++++ Dataset records ++++

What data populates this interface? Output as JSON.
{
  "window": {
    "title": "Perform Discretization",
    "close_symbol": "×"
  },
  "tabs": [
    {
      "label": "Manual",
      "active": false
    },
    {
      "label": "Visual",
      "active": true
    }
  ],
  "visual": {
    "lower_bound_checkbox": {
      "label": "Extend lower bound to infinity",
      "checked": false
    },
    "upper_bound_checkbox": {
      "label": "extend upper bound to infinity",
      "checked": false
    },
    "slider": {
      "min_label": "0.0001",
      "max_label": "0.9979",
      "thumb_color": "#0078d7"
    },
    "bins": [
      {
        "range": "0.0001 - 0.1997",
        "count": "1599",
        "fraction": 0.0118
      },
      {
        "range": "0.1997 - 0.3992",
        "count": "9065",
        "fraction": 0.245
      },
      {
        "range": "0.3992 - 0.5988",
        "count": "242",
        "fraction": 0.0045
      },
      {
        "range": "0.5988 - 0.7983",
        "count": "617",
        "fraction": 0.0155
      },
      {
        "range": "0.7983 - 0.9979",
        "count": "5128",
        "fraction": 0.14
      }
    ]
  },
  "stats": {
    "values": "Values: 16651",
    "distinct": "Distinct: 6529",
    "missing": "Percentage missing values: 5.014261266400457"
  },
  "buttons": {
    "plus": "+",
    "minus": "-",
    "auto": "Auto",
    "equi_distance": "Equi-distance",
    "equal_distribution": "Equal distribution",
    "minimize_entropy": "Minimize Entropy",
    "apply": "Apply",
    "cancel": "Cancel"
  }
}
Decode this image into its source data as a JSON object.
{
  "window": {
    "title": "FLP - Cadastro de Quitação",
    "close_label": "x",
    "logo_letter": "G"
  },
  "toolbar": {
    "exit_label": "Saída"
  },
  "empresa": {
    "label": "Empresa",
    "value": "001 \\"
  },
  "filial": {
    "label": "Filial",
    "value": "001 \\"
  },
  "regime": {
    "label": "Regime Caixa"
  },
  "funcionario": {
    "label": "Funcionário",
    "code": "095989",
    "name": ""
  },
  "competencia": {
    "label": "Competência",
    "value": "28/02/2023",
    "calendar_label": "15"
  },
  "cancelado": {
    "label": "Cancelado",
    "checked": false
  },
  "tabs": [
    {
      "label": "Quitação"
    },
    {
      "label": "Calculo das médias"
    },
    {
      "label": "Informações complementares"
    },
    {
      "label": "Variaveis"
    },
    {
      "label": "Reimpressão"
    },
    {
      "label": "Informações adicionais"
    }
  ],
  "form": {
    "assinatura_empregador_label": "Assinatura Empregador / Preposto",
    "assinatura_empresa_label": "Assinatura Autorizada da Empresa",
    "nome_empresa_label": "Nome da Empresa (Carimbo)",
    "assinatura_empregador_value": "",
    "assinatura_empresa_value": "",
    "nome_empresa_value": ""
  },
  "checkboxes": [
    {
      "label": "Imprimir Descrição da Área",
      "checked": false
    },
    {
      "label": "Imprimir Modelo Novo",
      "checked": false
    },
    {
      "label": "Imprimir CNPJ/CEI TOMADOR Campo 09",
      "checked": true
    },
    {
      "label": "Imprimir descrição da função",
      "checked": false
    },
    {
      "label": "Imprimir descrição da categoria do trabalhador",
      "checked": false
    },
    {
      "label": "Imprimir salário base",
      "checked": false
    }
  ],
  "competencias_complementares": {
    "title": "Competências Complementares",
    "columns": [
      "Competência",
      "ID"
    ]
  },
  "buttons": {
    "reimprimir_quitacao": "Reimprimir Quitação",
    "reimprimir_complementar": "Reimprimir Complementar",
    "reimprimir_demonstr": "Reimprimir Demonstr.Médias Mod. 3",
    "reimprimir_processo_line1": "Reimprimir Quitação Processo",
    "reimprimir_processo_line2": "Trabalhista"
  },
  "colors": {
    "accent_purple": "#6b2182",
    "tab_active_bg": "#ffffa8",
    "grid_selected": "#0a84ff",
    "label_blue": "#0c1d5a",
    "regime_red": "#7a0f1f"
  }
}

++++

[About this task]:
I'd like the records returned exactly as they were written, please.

[Expected answer]:
What data populates this interface? Output as JSON.
{
  "window": {
    "title": "Perform Discretization",
    "close_symbol": "×"
  },
  "tabs": [
    {
      "label": "Manual",
      "active": false
    },
    {
      "label": "Visual",
      "active": true
    }
  ],
  "visual": {
    "lower_bound_checkbox": {
      "label": "Extend lower bound to infinity",
      "checked": false
    },
    "upper_bound_checkbox": {
      "label": "extend upper bound to infinity",
      "checked": false
    },
    "slider": {
      "min_label": "0.0001",
      "max_label": "0.9979",
      "thumb_color": "#0078d7"
    },
    "bins": [
      {
        "range": "0.0001 - 0.1997",
        "count": "1599",
        "fraction": 0.0118
      },
      {
        "range": "0.1997 - 0.3992",
        "count": "9065",
        "fraction": 0.245
      },
      {
        "range": "0.3992 - 0.5988",
        "count": "242",
        "fraction": 0.0045
      },
      {
        "range": "0.5988 - 0.7983",
        "count": "617",
        "fraction": 0.0155
      },
      {
        "range": "0.7983 - 0.9979",
        "count": "5128",
        "fraction": 0.14
      }
    ]
  },
  "stats": {
    "values": "Values: 16651",
    "distinct": "Distinct: 6529",
    "missing": "Percentage missing values: 5.014261266400457"
  },
  "buttons": {
    "plus": "+",
    "minus": "-",
    "auto": "Auto",
    "equi_distance": "Equi-distance",
    "equal_distribution": "Equal distribution",
    "minimize_entropy": "Minimize Entropy",
    "apply": "Apply",
    "cancel": "Cancel"
  }
}
Decode this image into its source data as a JSON object.
{
  "window": {
    "title": "FLP - Cadastro de Quitação",
    "close_label": "x",
    "logo_letter": "G"
  },
  "toolbar": {
    "exit_label": "Saída"
  },
  "empresa": {
    "label": "Empresa",
    "value": "001 \\"
  },
  "filial": {
    "label": "Filial",
    "value": "001 \\"
  },
  "regime": {
    "label": "Regime Caixa"
  },
  "funcionario": {
    "label": "Funcionário",
    "code": "095989",
    "name": ""
  },
  "competencia": {
    "label": "Competência",
    "value": "28/02/2023",
    "calendar_label": "15"
  },
  "cancelado": {
    "label": "Cancelado",
    "checked": false
  },
  "tabs": [
    {
      "label": "Quitação"
    },
    {
      "label": "Calculo das médias"
    },
    {
      "label": "Informações complementares"
    },
    {
      "label": "Variaveis"
    },
    {
      "label": "Reimpressão"
    },
    {
      "label": "Informações adicionais"
    }
  ],
  "form": {
    "assinatura_empregador_label": "Assinatura Empregador / Preposto",
    "assinatura_empresa_label": "Assinatura Autorizada da Empresa",
    "nome_empresa_label": "Nome da Empresa (Carimbo)",
    "assinatura_empregador_value": "",
    "assinatura_empresa_value": "",
    "nome_empresa_value": ""
  },
  "checkboxes": [
    {
      "label": "Imprimir Descrição da Área",
      "checked": false
    },
    {
      "label": "Imprimir Modelo Novo",
      "checked": false
    },
    {
      "label": "Imprimir CNPJ/CEI TOMADOR Campo 09",
      "checked": true
    },
    {
      "label": "Imprimir descrição da função",
      "checked": false
    },
    {
      "label": "Imprimir descrição da categoria do trabalhador",
      "checked": false
    },
    {
      "label": "Imprimir salário base",
      "checked": false
    }
  ],
  "competencias_complementares": {
    "title": "Competências Complementares",
    "columns": [
      "Competência",
      "ID"
    ]
  },
  "buttons": {
    "reimprimir_quitacao": "Reimprimir Quitação",
    "reimprimir_complementar": "Reimprimir Complementar",
    "reimprimir_demonstr": "Reimprimir Demonstr.Médias Mod. 3",
    "reimprimir_processo_line1": "Reimprimir Quitação Processo",
    "reimprimir_processo_line2": "Trabalhista"
  },
  "colors": {
    "accent_purple": "#6b2182",
    "tab_active_bg": "#ffffa8",
    "grid_selected": "#0a84ff",
    "label_blue": "#0c1d5a",
    "regime_red": "#7a0f1f"
  }
}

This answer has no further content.